(EXERCISE OBJECTIVE):
Nothing in the data below may be left out; return all of it exactly.

++++ SUPPLIED DATA ++++

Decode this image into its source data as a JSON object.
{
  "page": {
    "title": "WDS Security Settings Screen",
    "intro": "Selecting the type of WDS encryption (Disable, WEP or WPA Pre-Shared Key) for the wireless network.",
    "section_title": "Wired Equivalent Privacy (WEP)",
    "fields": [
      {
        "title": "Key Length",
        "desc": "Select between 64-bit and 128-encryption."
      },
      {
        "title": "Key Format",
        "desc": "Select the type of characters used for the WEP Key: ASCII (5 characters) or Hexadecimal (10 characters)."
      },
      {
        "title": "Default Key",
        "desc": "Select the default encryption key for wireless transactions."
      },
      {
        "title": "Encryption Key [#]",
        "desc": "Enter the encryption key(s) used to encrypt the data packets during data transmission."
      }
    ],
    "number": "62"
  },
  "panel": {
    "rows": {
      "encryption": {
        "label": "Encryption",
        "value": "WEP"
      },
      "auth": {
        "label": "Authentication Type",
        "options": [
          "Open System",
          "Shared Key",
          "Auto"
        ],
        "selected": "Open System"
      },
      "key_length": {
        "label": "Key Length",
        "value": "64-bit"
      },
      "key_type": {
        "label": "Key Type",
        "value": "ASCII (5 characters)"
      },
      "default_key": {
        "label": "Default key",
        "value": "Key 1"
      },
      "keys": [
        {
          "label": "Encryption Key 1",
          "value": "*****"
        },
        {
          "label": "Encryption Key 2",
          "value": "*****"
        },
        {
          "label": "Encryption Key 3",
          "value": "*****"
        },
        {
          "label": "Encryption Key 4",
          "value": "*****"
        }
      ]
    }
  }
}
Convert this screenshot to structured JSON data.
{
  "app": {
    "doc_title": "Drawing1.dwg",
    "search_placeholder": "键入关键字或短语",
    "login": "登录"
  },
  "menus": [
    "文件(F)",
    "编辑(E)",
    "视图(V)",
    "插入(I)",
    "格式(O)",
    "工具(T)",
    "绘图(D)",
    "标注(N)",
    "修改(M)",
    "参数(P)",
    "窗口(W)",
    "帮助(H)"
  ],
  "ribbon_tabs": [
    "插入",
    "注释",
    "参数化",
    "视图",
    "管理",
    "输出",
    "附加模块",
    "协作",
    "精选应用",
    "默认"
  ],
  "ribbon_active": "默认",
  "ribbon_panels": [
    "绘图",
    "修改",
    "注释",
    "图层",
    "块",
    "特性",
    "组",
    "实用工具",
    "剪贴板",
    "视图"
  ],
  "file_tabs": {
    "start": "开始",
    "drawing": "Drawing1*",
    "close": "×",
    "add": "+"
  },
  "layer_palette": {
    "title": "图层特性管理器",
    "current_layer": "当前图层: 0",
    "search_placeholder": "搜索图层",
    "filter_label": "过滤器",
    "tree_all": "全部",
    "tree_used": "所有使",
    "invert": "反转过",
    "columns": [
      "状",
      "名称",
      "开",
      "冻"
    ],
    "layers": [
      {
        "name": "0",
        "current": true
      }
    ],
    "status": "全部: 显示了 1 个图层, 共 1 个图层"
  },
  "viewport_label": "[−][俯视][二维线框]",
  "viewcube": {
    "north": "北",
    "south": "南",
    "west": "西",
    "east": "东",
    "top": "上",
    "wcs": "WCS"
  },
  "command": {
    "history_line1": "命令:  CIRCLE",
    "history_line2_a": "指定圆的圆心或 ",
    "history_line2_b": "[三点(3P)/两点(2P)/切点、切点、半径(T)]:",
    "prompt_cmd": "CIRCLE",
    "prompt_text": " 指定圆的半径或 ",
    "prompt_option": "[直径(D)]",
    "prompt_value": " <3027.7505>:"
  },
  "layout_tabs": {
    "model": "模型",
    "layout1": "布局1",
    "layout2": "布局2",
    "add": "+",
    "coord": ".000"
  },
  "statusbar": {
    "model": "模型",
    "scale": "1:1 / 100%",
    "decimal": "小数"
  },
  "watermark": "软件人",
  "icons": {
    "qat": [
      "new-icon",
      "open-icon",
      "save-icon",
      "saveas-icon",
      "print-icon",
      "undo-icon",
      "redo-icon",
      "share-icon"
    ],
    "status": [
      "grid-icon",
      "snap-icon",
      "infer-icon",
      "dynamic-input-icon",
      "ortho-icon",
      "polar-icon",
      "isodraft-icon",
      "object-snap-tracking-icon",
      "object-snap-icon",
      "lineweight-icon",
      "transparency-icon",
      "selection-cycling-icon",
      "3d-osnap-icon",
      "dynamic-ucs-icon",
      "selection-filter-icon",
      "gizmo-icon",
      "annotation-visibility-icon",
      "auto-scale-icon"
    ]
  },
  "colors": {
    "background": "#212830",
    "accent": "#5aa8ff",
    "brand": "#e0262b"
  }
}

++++

(REPLY TO THE TASK):
Decode this image into its source data as a JSON object.
{
  "page": {
    "title": "WDS Security Settings Screen",
    "intro": "Selecting the type of WDS encryption (Disable, WEP or WPA Pre-Shared Key) for the wireless network.",
    "section_title": "Wired Equivalent Privacy (WEP)",
    "fields": [
      {
        "title": "Key Length",
        "desc": "Select between 64-bit and 128-encryption."
      },
      {
        "title": "Key Format",
        "desc": "Select the type of characters used for the WEP Key: ASCII (5 characters) or Hexadecimal (10 characters)."
      },
      {
        "title": "Default Key",
        "desc": "Select the default encryption key for wireless transactions."
      },
      {
        "title": "Encryption Key [#]",
        "desc": "Enter the encryption key(s) used to encrypt the data packets during data transmission."
      }
    ],
    "number": "62"
  },
  "panel": {
    "rows": {
      "encryption": {
        "label": "Encryption",
        "value": "WEP"
      },
      "auth": {
        "label": "Authentication Type",
        "options": [
          "Open System",
          "Shared Key",
          "Auto"
        ],
        "selected": "Open System"
      },
      "key_length": {
        "label": "Key Length",
        "value": "64-bit"
      },
      "key_type": {
        "label": "Key Type",
        "value": "ASCII (5 characters)"
      },
      "default_key": {
        "label": "Default key",
        "value": "Key 1"
      },
      "keys": [
        {
          "label": "Encryption Key 1",
          "value": "*****"
        },
        {
          "label": "Encryption Key 2",
          "value": "*****"
        },
        {
          "label": "Encryption Key 3",
          "value": "*****"
        },
        {
          "label": "Encryption Key 4",
          "value": "*****"
        }
      ]
    }
  }
}
Convert this screenshot to structured JSON data.
{
  "app": {
    "doc_title": "Drawing1.dwg",
    "search_placeholder": "键入关键字或短语",
    "login": "登录"
  },
  "menus": [
    "文件(F)",
    "编辑(E)",
    "视图(V)",
    "插入(I)",
    "格式(O)",
    "工具(T)",
    "绘图(D)",
    "标注(N)",
    "修改(M)",
    "参数(P)",
    "窗口(W)",
    "帮助(H)"
  ],
  "ribbon_tabs": [
    "插入",
    "注释",
    "参数化",
    "视图",
    "管理",
    "输出",
    "附加模块",
    "协作",
    "精选应用",
    "默认"
  ],
  "ribbon_active": "默认",
  "ribbon_panels": [
    "绘图",
    "修改",
    "注释",
    "图层",
    "块",
    "特性",
    "组",
    "实用工具",
    "剪贴板",
    "视图"
  ],
  "file_tabs": {
    "start": "开始",
    "drawing": "Drawing1*",
    "close": "×",
    "add": "+"
  },
  "layer_palette": {
    "title": "图层特性管理器",
    "current_layer": "当前图层: 0",
    "search_placeholder": "搜索图层",
    "filter_label": "过滤器",
    "tree_all": "全部",
    "tree_used": "所有使",
    "invert": "反转过",
    "columns": [
      "状",
      "名称",
      "开",
      "冻"
    ],
    "layers": [
      {
        "name": "0",
        "current": true
      }
    ],
    "status": "全部: 显示了 1 个图层, 共 1 个图层"
  },
  "viewport_label": "[−][俯视][二维线框]",
  "viewcube": {
    "north": "北",
    "south": "南",
    "west": "西",
    "east": "东",
    "top": "上",
    "wcs": "WCS"
  },
  "command": {
    "history_line1": "命令:  CIRCLE",
    "history_line2_a": "指定圆的圆心或 ",
    "history_line2_b": "[三点(3P)/两点(2P)/切点、切点、半径(T)]:",
    "prompt_cmd": "CIRCLE",
    "prompt_text": " 指定圆的半径或 ",
    "prompt_option": "[直径(D)]",
    "prompt_value": " <3027.7505>:"
  },
  "layout_tabs": {
    "model": "模型",
    "layout1": "布局1",
    "layout2": "布局2",
    "add": "+",
    "coord": ".000"
  },
  "statusbar": {
    "model": "模型",
    "scale": "1:1 / 100%",
    "decimal": "小数"
  },
  "watermark": "软件人",
  "icons": {
    "qat": [
      "new-icon",
      "open-icon",
      "save-icon",
      "saveas-icon",
      "print-icon",
      "undo-icon",
      "redo-icon",
      "share-icon"
    ],
    "status": [
      "grid-icon",
      "snap-icon",
      "infer-icon",
      "dynamic-input-icon",
      "ortho-icon",
      "polar-icon",
      "isodraft-icon",
      "object-snap-tracking-icon",
      "object-snap-icon",
      "lineweight-icon",
      "transparency-icon",
      "selection-cycling-icon",
      "3d-osnap-icon",
      "dynamic-ucs-icon",
      "selection-filter-icon",
      "gizmo-icon",
      "annotation-visibility-icon",
      "auto-scale-icon"
    ]
  },
  "colors": {
    "background": "#212830",
    "accent": "#5aa8ff",
    "brand": "#e0262b"
  }
}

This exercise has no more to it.